Found what you're looking for?

  • Start learning 29% faster today
  • 150,000+ documents available
  • Just £6.99 a month

Not the one? Search for your essay title...
  • Join over 1.2 million students every month
  • Accelerate your learning by 29%
  • Unlimited access from just £6.99 per month

See related essaysSee related essays

Related AS and A Level Art & Design essays

  1. Show the Links Between Dada/Surrealism and Pop Art.

    I t is thought that the name was selected at random from the dictionary, as the word Dada is French for hobbyhorse, selected by the Romanian-born poet, essayist, and editor Tristan Tzara. Dada was originated in 1916 by Tzara, the German writer Hugo Ball, the Alsatian-born artist Jean Arp, and other intellectuals living in Zurich, Switzerland.

  2. In What Ways Did Art Become More Widely Accessible in England in the Eighteenth ...

    made his pictures more accessible to the general public, being easier for the lower classes to relate to. Furthermore his depiction (and ridicule) of current affairs in his work made his paintings and engravings more relevant, for example the satirical genre painting An Election9 based on the campaign in the Oxford elections of 1754.

  1. Does Religious Art have any Relevance in Today's Society?

    Interview with Sandra Stanners, Museum Supervisor and Graham Diamond, Visitors Assistant at St. Mungoes Museum of Religious Life and Art What sort of background do you come from? Sandra- Well, I don't come from any particular background, um, I was brought up in a household where religion just didn't play a part in our daily life at all.

  2. Line " the essence of art, the language of free expression.

    The themes were generally symbolism and erotic nature and their designs created to be dreamlike and exotic forms. It was mainly practise on furniture, jewellery and book designs. Beardsley linear work reflected a lot about his lifestyle. He mastered the 'Japoniste' techniques where Beardsley was able to balance out the flat, black areas of the compositions with the white spaces.

  1. What is Interactive Media

    phone or console is out, I'm guaranteed to want it, and in many cases will save up and buy it. This is similar to a huge amount of people out there, and we are the reasons why these companies continue to thrive and develop more and more advanced new and old technologies.

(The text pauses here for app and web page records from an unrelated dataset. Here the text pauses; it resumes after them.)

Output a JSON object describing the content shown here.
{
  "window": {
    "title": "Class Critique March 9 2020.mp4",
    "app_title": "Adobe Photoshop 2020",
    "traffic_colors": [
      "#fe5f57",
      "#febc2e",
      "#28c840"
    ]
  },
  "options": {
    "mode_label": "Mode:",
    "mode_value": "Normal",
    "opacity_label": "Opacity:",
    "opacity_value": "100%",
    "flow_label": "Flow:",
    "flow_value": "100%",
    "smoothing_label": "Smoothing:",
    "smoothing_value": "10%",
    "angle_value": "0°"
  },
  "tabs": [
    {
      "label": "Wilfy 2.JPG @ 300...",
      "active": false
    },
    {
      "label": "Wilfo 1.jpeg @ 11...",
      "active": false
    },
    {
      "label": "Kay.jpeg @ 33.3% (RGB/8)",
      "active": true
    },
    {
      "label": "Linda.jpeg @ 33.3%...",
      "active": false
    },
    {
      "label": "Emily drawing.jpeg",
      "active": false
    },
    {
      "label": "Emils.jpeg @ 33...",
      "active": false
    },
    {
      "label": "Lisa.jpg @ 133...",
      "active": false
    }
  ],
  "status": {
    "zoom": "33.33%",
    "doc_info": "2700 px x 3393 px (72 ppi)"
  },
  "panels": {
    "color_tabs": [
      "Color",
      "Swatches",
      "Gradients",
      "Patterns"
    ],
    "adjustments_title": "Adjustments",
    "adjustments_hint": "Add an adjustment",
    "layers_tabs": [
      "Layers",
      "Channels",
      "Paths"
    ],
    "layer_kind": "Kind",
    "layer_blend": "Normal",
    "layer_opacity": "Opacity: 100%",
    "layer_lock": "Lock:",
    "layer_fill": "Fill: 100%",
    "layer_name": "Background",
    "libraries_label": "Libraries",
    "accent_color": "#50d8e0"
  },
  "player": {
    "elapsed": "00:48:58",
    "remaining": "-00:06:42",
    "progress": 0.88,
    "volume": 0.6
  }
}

  2. "Taoism explains art and art explains Taoism. Art validates Taoism's identification of the fundamental ...

    given more emphasis and importance than the non-natural components (human beings, houses, boats, etc.)16 The Chinese were able to see through the mystery and meaning of their landscapes through practicing the principles of Taoism. They were able to see a quality of self-existence and self-sufficiency17, which was above any intellectual

  1. ANDY WARHOL PERSONAL STUDY "If you want to know about Andy Warhol, just look ...

    final 'a' of his name was omitted in the credits and since decided to call himself Andy Warhol (a name that he considered youthful). He quickly became a successful and highly paid commercial artist in the 1950's but desperately wished for fame as a fine artist.

  2. With changes in culture, come changes in art.

    Futurism was an aggressive Italian movement active from 1909 to the 1940's that glorified the speed, motion, violence and machinery of the twentieth century. Artists sought to destroy traditional artistic and social values and replaced them with entirely new forms they felt were more appropriate to life in the modern world.

  • Over 160,000 pieces
    of student written work
  • Annotated by
    experienced teachers
  • Ideas and feedback to
    improve your own work